• TASK PROMPT: All of the records below need to be copied exactly.

== == ==

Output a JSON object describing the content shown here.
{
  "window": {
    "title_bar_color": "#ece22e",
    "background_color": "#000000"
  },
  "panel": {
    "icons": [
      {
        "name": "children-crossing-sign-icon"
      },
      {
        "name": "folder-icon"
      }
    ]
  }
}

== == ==

• EXERCISE ANSWER:
Output a JSON object describing the content shown here.
{
  "window": {
    "title_bar_color": "#ece22e",
    "background_color": "#000000"
  },
  "panel": {
    "icons": [
      {
        "name": "children-crossing-sign-icon"
      },
      {
        "name": "folder-icon"
      }
    ]
  }
}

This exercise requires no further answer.